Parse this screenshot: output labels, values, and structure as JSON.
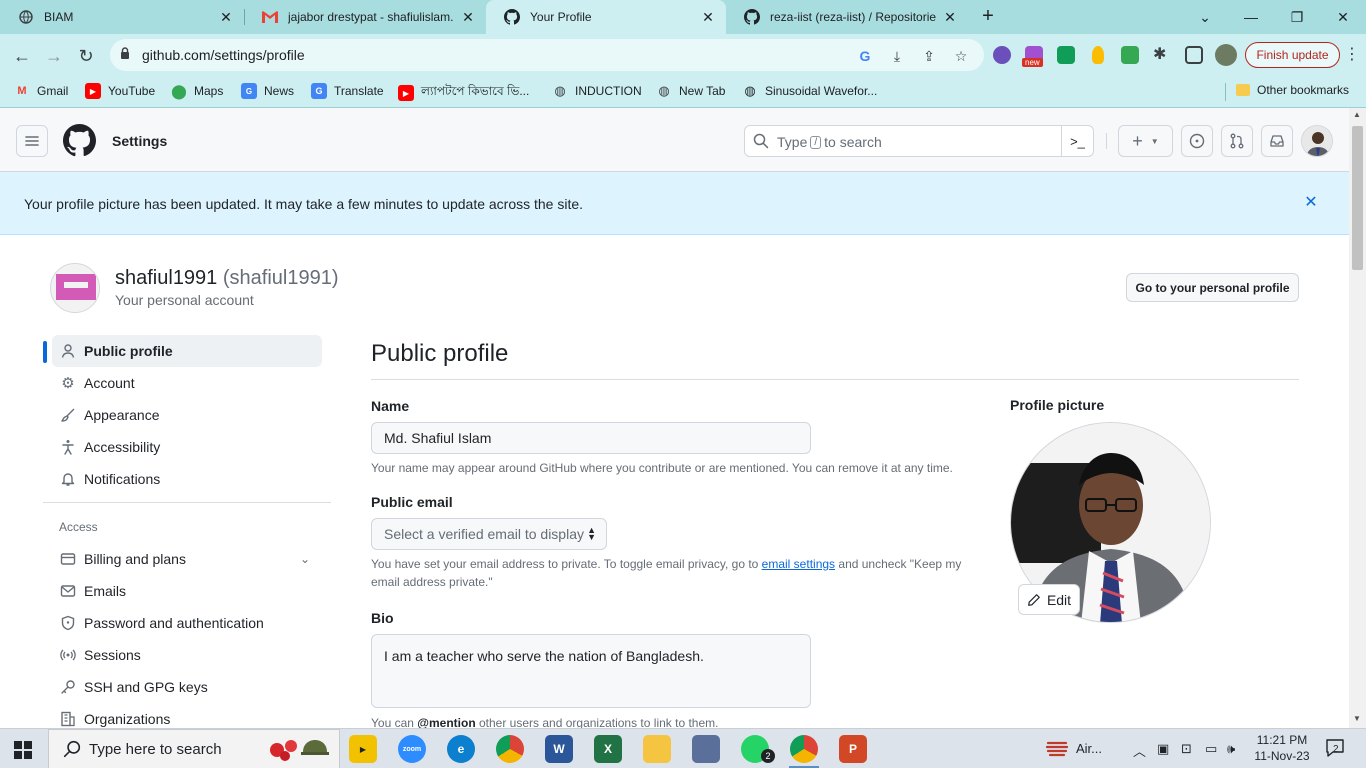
{
  "browser": {
    "tabs": [
      {
        "title": "BIAM",
        "icon": "globe-icon"
      },
      {
        "title": "jajabor drestypat - shafiulislam.m",
        "icon": "gmail-icon"
      },
      {
        "title": "Your Profile",
        "icon": "github-icon",
        "active": true
      },
      {
        "title": "reza-iist (reza-iist) / Repositories",
        "icon": "github-icon"
      }
    ],
    "url": "github.com/settings/profile",
    "finish_update": "Finish update",
    "ext_badge": "new",
    "bookmarks": [
      {
        "label": "Gmail",
        "icon": "gmail-icon"
      },
      {
        "label": "YouTube",
        "icon": "youtube-icon"
      },
      {
        "label": "Maps",
        "icon": "maps-icon"
      },
      {
        "label": "News",
        "icon": "news-icon"
      },
      {
        "label": "Translate",
        "icon": "translate-icon"
      },
      {
        "label": "ল্যাপটপে কিভাবে ভি...",
        "icon": "youtube-icon"
      },
      {
        "label": "INDUCTION",
        "icon": "globe-icon"
      },
      {
        "label": "New Tab",
        "icon": "globe-icon"
      },
      {
        "label": "Sinusoidal Wavefor...",
        "icon": "globe-icon"
      }
    ],
    "other_bookmarks": "Other bookmarks"
  },
  "header": {
    "title": "Settings",
    "search_prefix": "Type",
    "search_key": "/",
    "search_suffix": "to search",
    "new_symbol": "+"
  },
  "flash": {
    "message": "Your profile picture has been updated. It may take a few minutes to update across the site."
  },
  "account": {
    "name": "shafiul1991",
    "handle": "(shafiul1991)",
    "subtitle": "Your personal account",
    "goto_button": "Go to your personal profile"
  },
  "sidebar": {
    "items": [
      {
        "label": "Public profile",
        "icon": "person-icon",
        "active": true
      },
      {
        "label": "Account",
        "icon": "gear-icon"
      },
      {
        "label": "Appearance",
        "icon": "paintbrush-icon"
      },
      {
        "label": "Accessibility",
        "icon": "accessibility-icon"
      },
      {
        "label": "Notifications",
        "icon": "bell-icon"
      }
    ],
    "group_label": "Access",
    "access_items": [
      {
        "label": "Billing and plans",
        "icon": "credit-card-icon"
      },
      {
        "label": "Emails",
        "icon": "mail-icon"
      },
      {
        "label": "Password and authentication",
        "icon": "shield-icon"
      },
      {
        "label": "Sessions",
        "icon": "broadcast-icon"
      },
      {
        "label": "SSH and GPG keys",
        "icon": "key-icon"
      },
      {
        "label": "Organizations",
        "icon": "organization-icon"
      }
    ]
  },
  "main": {
    "title": "Public profile",
    "name_label": "Name",
    "name_value": "Md. Shafiul Islam",
    "name_note": "Your name may appear around GitHub where you contribute or are mentioned. You can remove it at any time.",
    "email_label": "Public email",
    "email_placeholder": "Select a verified email to display",
    "email_note_before": "You have set your email address to private. To toggle email privacy, go to",
    "email_note_link": "email settings",
    "email_note_after": "and uncheck \"Keep my email address private.\"",
    "bio_label": "Bio",
    "bio_value": "I am a teacher who serve the nation of Bangladesh.",
    "bio_note_before": "You can",
    "bio_note_bold": "@mention",
    "bio_note_after": "other users and organizations to link to them.",
    "picture_label": "Profile picture",
    "edit_button": "Edit"
  },
  "taskbar": {
    "search_placeholder": "Type here to search",
    "weather": "Air...",
    "time": "11:21 PM",
    "date": "11-Nov-23",
    "notification_count": "2",
    "whatsapp_badge": "2"
  },
  "colors": {
    "accent": "#0969da",
    "tabstrip": "#a8dde0",
    "flash_bg": "#ddf4ff"
  }
}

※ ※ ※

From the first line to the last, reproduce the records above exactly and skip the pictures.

#### Answer space:
Parse this screenshot: output labels, values, and structure as JSON.
{
  "browser": {
    "tabs": [
      {
        "title": "BIAM",
        "icon": "globe-icon"
      },
      {
        "title": "jajabor drestypat - shafiulislam.m",
        "icon": "gmail-icon"
      },
      {
        "title": "Your Profile",
        "icon": "github-icon",
        "active": true
      },
      {
        "title": "reza-iist (reza-iist) / Repositories",
        "icon": "github-icon"
      }
    ],
    "url": "github.com/settings/profile",
    "finish_update": "Finish update",
    "ext_badge": "new",
    "bookmarks": [
      {
        "label": "Gmail",
        "icon": "gmail-icon"
      },
      {
        "label": "YouTube",
        "icon": "youtube-icon"
      },
      {
        "label": "Maps",
        "icon": "maps-icon"
      },
      {
        "label": "News",
        "icon": "news-icon"
      },
      {
        "label": "Translate",
        "icon": "translate-icon"
      },
      {
        "label": "ল্যাপটপে কিভাবে ভি...",
        "icon": "youtube-icon"
      },
      {
        "label": "INDUCTION",
        "icon": "globe-icon"
      },
      {
        "label": "New Tab",
        "icon": "globe-icon"
      },
      {
        "label": "Sinusoidal Wavefor...",
        "icon": "globe-icon"
      }
    ],
    "other_bookmarks": "Other bookmarks"
  },
  "header": {
    "title": "Settings",
    "search_prefix": "Type",
    "search_key": "/",
    "search_suffix": "to search",
    "new_symbol": "+"
  },
  "flash": {
    "message": "Your profile picture has been updated. It may take a few minutes to update across the site."
  },
  "account": {
    "name": "shafiul1991",
    "handle": "(shafiul1991)",
    "subtitle": "Your personal account",
    "goto_button": "Go to your personal profile"
  },
  "sidebar": {
    "items": [
      {
        "label": "Public profile",
        "icon": "person-icon",
        "active": true
      },
      {
        "label": "Account",
        "icon": "gear-icon"
      },
      {
        "label": "Appearance",
        "icon": "paintbrush-icon"
      },
      {
        "label": "Accessibility",
        "icon": "accessibility-icon"
      },
      {
        "label": "Notifications",
        "icon": "bell-icon"
      }
    ],
    "group_label": "Access",
    "access_items": [
      {
        "label": "Billing and plans",
        "icon": "credit-card-icon"
      },
      {
        "label": "Emails",
        "icon": "mail-icon"
      },
      {
        "label": "Password and authentication",
        "icon": "shield-icon"
      },
      {
        "label": "Sessions",
        "icon": "broadcast-icon"
      },
      {
        "label": "SSH and GPG keys",
        "icon": "key-icon"
      },
      {
        "label": "Organizations",
        "icon": "organization-icon"
      }
    ]
  },
  "main": {
    "title": "Public profile",
    "name_label": "Name",
    "name_value": "Md. Shafiul Islam",
    "name_note": "Your name may appear around GitHub where you contribute or are mentioned. You can remove it at any time.",
    "email_label": "Public email",
    "email_placeholder": "Select a verified email to display",
    "email_note_before": "You have set your email address to private. To toggle email privacy, go to",
    "email_note_link": "email settings",
    "email_note_after": "and uncheck \"Keep my email address private.\"",
    "bio_label": "Bio",
    "bio_value": "I am a teacher who serve the nation of Bangladesh.",
    "bio_note_before": "You can",
    "bio_note_bold": "@mention",
    "bio_note_after": "other users and organizations to link to them.",
    "picture_label": "Profile picture",
    "edit_button": "Edit"
  },
  "taskbar": {
    "search_placeholder": "Type here to search",
    "weather": "Air...",
    "time": "11:21 PM",
    "date": "11-Nov-23",
    "notification_count": "2",
    "whatsapp_badge": "2"
  },
  "colors": {
    "accent": "#0969da",
    "tabstrip": "#a8dde0",
    "flash_bg": "#ddf4ff"
  }
}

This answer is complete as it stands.